Incretin mimetic drugs for type 2 diabetes: possible increased risk of pancreatitis and pre-cancerous findings of the pancreas
The FDA ( Food and Drug Administration ) is evaluating unpublished new findings by a group of academic researchers that suggest an increased risk of pancreatitis and pre-cancerous cellular changes called pancreatic duct metaplasia in patients with type 2 diabetes treated with a class of drugs called incretin mimetics. These findings were based on examination of a small number of pancreatic tissue specimens taken from patients after they died from unspecified causes. FDA has asked the researchers to provide the methodology used to collect and study these specimens and to provide the tissue samples so the Agency can further investigate potential pancreatic toxicity associated with the incretin mimetics.
Drugs in the incretin mimetic class include Exenatide ( Byetta, Bydureon ), Liraglutide ( Victoza ), Sitagliptin ( Januvia, Janumet, Janumet XR, Juvisync ), Saxagliptin ( Onglyza, Kombiglyze XR ), Alogliptin ( Nesina, Kazano, Oseni ), and Linagliptin ( Tradjenta, Jentadueto ). These drugs work by mimicking the incretin hormones that the body usually produces naturally to stimulate the release of insulin in response to a meal. They are used along with diet and exercise to lower blood sugar in adults with type 2 diabetes.
FDA has not reached any new conclusions about safety risks with incretin mimetic drugs. This early communication is intended only to inform the public and health care professionals that the Agency intends to obtain and evaluate this new information.
The Warnings and Precautions section of drug labels and patient Medication Guides for incretin mimetics contain warnings about the risk of acute pancreatitis. FDA has not previously communicated about the potential risk of pre-cancerous findings of the pancreas with incretin mimetics. FDA has not concluded these drugs may cause or contribute to the development of pancreatic cancer.

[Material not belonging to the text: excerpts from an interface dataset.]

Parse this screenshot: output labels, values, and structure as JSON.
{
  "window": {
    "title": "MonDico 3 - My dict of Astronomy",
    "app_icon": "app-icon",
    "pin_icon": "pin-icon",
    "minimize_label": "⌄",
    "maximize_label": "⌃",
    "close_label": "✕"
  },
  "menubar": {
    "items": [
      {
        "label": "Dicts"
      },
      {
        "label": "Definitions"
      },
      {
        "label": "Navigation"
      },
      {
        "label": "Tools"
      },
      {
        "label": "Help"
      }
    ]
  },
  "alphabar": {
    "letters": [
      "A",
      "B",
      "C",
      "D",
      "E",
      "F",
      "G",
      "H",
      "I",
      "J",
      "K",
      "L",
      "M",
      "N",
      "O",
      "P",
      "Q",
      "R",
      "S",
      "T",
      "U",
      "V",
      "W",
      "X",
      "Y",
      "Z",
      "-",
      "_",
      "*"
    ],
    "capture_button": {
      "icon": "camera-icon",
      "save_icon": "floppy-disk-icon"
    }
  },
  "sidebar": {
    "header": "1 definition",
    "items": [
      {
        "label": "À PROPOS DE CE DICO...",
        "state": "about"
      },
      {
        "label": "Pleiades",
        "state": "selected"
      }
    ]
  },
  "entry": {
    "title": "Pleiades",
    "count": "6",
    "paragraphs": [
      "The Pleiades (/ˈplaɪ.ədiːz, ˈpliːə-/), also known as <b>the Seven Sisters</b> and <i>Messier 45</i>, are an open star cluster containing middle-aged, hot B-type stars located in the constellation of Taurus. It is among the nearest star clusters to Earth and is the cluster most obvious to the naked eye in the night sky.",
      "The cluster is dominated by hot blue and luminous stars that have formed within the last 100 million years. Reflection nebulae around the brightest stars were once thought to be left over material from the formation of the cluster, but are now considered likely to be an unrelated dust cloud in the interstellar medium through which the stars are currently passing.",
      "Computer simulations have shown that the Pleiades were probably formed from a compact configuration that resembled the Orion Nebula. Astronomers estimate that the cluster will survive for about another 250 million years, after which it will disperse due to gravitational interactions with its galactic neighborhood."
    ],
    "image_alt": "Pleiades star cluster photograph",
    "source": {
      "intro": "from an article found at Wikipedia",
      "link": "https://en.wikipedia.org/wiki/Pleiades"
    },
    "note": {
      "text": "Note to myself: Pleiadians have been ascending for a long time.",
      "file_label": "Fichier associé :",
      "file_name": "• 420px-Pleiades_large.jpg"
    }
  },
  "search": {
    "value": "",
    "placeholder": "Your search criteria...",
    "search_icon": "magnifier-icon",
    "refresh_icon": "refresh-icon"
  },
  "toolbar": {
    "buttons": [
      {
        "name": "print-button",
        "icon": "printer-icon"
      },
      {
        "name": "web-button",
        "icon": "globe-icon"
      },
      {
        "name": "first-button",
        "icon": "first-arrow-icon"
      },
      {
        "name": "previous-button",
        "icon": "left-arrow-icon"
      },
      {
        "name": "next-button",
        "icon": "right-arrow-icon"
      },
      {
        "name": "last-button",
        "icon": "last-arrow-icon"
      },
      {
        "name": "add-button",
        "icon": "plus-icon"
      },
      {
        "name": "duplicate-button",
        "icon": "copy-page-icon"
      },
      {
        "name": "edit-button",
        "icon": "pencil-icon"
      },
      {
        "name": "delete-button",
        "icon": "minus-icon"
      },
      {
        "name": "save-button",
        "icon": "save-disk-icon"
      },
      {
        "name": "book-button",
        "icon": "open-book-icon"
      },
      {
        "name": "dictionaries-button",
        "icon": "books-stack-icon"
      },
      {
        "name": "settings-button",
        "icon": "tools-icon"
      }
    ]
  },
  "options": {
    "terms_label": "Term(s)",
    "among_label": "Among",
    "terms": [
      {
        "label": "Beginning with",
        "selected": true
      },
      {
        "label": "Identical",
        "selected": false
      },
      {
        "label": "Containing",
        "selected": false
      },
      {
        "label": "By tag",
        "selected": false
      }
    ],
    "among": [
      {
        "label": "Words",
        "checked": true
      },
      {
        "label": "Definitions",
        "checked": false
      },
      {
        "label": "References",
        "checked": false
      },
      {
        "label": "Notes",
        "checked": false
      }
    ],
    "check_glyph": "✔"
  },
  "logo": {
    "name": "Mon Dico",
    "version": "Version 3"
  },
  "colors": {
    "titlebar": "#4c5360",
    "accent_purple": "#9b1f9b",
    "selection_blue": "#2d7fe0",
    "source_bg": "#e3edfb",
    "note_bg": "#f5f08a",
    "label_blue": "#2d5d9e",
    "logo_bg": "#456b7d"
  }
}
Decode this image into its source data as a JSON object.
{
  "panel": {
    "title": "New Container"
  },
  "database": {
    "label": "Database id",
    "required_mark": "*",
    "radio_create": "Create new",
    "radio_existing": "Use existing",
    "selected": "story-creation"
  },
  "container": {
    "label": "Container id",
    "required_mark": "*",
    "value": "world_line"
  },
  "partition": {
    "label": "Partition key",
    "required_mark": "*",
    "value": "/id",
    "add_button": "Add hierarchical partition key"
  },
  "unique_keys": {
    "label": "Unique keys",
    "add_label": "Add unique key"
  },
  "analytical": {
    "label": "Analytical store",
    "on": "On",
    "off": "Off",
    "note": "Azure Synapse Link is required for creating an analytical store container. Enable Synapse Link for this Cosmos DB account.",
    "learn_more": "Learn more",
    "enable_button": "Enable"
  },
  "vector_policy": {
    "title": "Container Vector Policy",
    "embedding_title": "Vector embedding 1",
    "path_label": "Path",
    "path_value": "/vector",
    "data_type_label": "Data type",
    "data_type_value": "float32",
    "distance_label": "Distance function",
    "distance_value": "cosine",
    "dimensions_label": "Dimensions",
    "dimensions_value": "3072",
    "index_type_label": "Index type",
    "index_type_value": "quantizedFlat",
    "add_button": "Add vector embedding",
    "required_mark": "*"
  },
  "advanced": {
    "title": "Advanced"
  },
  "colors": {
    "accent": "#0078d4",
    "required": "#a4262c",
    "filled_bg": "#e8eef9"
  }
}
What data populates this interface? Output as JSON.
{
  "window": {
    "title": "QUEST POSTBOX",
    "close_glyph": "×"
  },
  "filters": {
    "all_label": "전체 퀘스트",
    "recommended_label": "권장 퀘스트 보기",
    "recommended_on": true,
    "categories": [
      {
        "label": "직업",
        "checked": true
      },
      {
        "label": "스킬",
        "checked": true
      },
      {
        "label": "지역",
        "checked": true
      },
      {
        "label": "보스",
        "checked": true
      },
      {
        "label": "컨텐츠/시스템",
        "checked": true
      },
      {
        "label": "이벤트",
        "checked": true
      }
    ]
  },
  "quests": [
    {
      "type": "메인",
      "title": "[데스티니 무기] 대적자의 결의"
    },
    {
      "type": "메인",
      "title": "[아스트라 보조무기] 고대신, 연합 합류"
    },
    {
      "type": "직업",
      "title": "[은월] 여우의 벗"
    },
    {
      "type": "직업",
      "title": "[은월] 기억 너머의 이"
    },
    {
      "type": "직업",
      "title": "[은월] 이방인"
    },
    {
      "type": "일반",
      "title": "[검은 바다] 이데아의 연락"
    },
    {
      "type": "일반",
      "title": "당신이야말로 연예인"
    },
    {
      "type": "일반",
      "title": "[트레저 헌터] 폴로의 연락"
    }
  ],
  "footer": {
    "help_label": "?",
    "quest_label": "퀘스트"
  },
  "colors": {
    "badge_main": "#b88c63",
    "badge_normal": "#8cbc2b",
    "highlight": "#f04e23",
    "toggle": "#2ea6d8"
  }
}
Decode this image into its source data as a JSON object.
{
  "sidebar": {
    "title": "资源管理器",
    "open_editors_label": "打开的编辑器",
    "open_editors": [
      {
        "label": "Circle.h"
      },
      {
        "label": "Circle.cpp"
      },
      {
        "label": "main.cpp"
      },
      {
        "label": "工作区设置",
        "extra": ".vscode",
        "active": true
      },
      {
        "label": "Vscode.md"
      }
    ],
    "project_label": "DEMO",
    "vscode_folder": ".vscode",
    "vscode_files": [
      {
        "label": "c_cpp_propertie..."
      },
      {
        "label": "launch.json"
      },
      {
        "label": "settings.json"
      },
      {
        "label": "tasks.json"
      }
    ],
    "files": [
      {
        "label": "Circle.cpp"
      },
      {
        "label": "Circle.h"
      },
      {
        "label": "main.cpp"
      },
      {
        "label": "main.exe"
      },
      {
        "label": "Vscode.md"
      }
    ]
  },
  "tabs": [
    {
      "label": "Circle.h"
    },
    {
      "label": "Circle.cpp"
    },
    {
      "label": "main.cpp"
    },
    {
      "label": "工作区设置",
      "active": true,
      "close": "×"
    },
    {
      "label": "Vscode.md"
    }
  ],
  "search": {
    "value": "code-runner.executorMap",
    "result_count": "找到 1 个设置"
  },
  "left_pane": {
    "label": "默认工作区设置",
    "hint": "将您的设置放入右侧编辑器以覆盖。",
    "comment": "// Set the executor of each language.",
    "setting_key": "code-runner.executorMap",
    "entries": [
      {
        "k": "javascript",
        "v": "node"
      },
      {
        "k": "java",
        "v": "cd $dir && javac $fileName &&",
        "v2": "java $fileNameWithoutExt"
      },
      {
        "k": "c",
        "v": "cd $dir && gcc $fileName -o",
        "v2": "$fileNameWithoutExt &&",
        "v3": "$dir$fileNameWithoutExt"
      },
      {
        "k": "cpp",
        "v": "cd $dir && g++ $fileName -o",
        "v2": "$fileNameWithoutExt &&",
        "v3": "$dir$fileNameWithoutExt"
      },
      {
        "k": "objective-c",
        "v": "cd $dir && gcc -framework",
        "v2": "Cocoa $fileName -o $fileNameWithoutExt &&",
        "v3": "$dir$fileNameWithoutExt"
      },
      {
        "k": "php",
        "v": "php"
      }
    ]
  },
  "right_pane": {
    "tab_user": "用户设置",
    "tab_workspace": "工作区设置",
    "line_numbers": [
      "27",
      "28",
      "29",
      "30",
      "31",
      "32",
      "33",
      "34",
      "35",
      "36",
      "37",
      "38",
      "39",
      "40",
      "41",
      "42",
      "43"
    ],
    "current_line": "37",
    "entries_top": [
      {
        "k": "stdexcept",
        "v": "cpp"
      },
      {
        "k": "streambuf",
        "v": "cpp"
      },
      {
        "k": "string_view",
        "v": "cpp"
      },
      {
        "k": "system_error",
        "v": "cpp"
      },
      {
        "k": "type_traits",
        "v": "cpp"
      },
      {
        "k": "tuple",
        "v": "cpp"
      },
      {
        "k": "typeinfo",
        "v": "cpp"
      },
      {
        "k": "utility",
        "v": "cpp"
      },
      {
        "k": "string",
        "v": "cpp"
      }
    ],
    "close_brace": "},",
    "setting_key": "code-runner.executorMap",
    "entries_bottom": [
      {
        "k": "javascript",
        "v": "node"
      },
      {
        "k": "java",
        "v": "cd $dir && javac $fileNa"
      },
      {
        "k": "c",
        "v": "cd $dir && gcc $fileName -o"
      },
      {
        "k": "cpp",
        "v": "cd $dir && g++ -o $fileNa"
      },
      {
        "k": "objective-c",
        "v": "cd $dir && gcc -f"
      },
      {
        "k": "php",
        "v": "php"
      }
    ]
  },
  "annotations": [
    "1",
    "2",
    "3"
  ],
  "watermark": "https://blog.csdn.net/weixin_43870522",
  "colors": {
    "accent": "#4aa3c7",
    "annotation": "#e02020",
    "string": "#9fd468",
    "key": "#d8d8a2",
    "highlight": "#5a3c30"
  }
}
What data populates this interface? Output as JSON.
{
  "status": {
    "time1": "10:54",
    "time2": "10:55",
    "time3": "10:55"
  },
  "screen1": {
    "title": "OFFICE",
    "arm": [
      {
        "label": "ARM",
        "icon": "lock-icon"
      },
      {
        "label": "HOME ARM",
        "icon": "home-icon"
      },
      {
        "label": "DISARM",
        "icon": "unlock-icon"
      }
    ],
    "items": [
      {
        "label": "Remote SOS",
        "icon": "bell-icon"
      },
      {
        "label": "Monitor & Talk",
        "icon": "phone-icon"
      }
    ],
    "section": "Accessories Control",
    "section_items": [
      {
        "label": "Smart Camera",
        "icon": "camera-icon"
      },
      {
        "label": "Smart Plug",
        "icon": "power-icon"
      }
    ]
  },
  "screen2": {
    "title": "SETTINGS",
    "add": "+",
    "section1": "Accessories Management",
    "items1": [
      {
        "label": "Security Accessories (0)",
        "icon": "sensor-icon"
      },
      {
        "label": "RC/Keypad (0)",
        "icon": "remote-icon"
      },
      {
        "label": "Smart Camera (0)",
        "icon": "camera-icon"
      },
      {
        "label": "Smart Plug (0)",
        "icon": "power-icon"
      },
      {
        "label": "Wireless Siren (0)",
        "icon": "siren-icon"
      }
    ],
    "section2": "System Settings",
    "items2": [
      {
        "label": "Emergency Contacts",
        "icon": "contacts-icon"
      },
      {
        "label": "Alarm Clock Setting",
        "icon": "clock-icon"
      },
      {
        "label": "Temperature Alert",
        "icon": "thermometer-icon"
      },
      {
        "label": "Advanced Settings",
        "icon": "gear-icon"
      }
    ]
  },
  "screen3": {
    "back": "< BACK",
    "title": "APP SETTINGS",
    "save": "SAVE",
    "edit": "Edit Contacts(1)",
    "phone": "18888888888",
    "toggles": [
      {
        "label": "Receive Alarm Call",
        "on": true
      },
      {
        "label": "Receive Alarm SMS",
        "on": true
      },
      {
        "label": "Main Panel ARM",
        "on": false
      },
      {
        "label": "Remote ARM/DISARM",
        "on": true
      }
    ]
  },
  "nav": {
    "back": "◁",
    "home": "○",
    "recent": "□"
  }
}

At this time, patients should continue to take their medicine as directed until they talk to their health care professional, and health care professionals should continue to follow the prescribing recommendations in the drug labels.
Source: FDA, 2013